### PROVIDED RECORDS:

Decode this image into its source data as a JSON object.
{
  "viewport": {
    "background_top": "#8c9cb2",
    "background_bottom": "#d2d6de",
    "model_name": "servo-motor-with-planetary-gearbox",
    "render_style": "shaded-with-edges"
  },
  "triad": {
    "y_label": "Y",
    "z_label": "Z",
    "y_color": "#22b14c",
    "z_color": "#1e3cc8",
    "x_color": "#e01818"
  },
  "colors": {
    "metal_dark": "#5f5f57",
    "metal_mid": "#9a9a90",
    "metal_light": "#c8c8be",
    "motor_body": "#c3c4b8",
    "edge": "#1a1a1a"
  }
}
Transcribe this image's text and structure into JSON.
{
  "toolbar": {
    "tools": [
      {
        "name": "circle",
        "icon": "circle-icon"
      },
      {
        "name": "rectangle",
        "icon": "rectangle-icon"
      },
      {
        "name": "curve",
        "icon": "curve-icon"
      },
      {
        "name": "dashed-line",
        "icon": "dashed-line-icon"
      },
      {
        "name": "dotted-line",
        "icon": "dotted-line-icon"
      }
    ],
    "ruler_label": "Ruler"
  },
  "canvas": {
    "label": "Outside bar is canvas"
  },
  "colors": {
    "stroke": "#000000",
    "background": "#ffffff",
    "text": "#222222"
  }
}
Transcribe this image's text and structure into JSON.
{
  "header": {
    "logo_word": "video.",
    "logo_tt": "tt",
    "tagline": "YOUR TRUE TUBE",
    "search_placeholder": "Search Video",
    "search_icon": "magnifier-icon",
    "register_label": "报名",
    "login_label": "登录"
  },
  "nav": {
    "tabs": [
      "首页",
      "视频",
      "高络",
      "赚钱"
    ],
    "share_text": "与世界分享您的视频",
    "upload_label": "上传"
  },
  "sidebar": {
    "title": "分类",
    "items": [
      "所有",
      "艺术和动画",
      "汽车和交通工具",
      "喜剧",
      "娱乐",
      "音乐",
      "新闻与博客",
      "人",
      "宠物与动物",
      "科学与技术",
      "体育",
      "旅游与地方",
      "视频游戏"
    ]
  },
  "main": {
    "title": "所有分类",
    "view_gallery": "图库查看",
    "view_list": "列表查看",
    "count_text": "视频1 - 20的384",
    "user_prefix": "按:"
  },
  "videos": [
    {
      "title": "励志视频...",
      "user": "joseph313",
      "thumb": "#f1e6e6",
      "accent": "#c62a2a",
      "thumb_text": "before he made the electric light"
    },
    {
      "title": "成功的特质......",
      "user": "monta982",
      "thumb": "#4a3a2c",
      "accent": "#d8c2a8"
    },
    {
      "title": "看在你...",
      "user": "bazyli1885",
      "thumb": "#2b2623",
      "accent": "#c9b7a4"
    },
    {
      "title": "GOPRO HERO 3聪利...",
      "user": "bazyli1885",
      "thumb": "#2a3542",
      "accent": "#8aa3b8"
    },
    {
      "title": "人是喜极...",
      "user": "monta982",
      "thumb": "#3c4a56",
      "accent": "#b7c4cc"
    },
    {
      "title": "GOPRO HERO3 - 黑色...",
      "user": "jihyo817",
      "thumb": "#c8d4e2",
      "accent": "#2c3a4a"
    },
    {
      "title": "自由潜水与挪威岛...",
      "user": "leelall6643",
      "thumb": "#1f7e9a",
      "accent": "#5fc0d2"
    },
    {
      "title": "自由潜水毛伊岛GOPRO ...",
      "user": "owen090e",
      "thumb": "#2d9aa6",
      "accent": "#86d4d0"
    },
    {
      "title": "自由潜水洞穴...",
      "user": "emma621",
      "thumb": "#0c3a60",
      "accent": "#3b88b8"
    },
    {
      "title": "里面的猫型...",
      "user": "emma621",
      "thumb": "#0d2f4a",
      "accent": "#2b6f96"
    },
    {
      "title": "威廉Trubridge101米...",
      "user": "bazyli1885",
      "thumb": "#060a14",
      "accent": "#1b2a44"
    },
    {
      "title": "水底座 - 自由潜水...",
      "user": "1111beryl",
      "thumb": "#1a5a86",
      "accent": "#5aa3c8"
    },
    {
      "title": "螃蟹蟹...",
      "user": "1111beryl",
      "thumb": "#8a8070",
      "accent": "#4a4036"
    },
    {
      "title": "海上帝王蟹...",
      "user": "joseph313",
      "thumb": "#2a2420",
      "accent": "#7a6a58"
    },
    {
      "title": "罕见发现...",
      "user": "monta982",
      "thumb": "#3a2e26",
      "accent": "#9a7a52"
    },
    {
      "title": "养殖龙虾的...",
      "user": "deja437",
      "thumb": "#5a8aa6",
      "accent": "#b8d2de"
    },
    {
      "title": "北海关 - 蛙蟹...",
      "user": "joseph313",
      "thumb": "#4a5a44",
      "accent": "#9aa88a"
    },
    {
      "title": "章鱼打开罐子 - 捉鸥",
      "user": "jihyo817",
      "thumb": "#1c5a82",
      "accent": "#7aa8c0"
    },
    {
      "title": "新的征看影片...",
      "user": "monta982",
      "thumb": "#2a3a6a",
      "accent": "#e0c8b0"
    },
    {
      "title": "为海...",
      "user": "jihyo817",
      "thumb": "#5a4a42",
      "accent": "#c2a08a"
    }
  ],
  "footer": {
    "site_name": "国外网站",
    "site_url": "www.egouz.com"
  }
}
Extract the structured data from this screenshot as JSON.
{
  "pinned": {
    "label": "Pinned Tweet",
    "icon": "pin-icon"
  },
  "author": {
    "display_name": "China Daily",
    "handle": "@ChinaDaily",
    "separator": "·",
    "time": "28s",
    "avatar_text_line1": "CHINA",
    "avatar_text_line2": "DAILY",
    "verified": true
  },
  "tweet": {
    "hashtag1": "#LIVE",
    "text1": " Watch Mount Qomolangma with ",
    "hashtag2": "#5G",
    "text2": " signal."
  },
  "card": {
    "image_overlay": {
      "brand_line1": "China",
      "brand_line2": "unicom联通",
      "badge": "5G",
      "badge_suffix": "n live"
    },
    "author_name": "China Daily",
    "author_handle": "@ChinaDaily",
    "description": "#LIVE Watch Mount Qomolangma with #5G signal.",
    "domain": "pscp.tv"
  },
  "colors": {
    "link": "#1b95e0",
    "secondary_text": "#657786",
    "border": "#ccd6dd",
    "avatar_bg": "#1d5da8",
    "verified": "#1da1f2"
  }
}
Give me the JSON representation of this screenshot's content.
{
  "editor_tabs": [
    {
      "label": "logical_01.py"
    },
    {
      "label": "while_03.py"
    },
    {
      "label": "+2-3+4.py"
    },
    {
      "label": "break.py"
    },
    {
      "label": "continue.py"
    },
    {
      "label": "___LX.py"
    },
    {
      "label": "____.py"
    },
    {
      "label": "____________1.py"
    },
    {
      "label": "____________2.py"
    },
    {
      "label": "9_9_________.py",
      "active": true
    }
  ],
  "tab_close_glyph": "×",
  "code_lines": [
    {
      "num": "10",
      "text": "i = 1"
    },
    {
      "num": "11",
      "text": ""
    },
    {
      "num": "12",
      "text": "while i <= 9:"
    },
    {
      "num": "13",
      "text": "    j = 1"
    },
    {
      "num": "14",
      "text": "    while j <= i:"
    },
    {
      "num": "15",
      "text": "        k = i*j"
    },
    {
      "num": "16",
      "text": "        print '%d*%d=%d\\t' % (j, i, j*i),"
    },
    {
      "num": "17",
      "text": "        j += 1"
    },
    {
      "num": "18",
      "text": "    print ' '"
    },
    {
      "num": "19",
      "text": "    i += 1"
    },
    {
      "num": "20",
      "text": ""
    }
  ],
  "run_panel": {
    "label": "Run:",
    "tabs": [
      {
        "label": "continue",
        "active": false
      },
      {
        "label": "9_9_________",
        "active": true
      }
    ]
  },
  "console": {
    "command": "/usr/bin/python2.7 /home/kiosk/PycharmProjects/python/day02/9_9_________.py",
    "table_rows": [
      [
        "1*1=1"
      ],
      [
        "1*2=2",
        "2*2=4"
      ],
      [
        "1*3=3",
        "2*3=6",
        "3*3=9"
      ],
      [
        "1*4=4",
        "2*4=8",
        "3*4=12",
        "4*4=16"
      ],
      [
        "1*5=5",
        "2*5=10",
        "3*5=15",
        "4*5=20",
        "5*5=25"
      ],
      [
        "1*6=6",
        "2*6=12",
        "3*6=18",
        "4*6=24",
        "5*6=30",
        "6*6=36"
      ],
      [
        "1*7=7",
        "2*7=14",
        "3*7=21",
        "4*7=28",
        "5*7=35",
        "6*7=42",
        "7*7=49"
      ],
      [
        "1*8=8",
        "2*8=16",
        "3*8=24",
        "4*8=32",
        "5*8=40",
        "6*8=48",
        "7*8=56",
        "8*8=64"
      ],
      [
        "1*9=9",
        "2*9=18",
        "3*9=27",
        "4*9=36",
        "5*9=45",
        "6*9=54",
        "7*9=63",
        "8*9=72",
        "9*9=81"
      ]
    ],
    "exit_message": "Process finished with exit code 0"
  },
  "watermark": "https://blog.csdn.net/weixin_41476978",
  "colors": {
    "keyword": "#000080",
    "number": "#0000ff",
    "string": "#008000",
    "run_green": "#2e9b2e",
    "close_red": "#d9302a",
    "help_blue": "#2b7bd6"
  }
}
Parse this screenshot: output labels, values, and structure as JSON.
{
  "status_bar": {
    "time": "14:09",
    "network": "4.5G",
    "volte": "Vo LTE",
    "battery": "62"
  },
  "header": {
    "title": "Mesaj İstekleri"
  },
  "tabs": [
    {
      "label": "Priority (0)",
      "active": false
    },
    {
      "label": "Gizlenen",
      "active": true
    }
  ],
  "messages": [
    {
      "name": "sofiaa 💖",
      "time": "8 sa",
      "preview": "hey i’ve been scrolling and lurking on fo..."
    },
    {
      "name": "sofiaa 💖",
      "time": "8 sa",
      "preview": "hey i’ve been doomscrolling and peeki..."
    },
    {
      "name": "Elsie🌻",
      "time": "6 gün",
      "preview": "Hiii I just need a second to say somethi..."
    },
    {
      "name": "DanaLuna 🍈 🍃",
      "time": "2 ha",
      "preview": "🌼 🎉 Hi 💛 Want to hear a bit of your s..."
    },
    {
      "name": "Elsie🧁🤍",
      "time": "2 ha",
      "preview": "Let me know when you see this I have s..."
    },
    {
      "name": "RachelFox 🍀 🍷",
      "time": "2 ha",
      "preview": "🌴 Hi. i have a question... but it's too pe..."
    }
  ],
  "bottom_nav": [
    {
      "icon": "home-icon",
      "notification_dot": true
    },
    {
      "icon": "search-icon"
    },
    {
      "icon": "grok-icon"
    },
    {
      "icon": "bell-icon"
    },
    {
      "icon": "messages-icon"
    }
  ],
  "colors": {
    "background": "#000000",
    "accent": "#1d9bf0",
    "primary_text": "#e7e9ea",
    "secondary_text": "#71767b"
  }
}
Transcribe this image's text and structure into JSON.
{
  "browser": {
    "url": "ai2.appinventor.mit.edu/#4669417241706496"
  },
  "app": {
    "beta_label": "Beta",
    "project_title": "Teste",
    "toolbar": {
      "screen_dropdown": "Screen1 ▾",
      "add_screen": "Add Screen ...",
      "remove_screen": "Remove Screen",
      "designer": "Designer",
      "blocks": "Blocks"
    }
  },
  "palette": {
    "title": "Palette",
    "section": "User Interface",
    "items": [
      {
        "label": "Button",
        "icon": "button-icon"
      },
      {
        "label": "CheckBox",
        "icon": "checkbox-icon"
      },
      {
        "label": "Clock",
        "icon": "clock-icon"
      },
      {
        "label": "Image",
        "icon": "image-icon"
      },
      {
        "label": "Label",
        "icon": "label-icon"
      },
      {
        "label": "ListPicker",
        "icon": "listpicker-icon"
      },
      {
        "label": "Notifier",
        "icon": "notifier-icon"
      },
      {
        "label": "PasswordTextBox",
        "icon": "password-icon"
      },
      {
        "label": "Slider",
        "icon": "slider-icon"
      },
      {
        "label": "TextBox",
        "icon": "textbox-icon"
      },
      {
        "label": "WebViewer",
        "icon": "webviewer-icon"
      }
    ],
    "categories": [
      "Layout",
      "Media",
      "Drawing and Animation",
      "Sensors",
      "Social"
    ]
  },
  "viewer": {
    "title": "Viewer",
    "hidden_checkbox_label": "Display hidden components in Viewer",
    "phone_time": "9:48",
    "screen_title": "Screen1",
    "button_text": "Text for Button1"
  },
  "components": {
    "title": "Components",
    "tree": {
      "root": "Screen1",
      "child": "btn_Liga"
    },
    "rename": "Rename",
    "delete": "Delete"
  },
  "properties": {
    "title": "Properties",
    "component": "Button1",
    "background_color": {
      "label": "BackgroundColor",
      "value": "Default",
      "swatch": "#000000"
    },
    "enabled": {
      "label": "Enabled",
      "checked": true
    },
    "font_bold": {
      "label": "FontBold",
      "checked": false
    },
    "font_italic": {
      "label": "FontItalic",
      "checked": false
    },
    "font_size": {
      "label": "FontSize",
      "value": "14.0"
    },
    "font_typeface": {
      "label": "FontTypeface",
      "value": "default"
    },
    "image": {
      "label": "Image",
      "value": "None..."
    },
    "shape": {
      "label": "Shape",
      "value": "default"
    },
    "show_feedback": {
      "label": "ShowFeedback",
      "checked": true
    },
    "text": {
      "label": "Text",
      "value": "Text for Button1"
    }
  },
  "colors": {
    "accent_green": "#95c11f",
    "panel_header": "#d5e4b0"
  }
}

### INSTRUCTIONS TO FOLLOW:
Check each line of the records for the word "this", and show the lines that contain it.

### THE COMPLETED TASK:
Decode this image into its source data as a JSON object.
Transcribe this image's text and structure into JSON.
Transcribe this image's text and structure into JSON.
Extract the structured data from this screenshot as JSON.
Give me the JSON representation of this screenshot's content.
Parse this screenshot: output labels, values, and structure as JSON.
      "preview": "Let me know when you see this I have s..."
Transcribe this image's text and structure into JSON.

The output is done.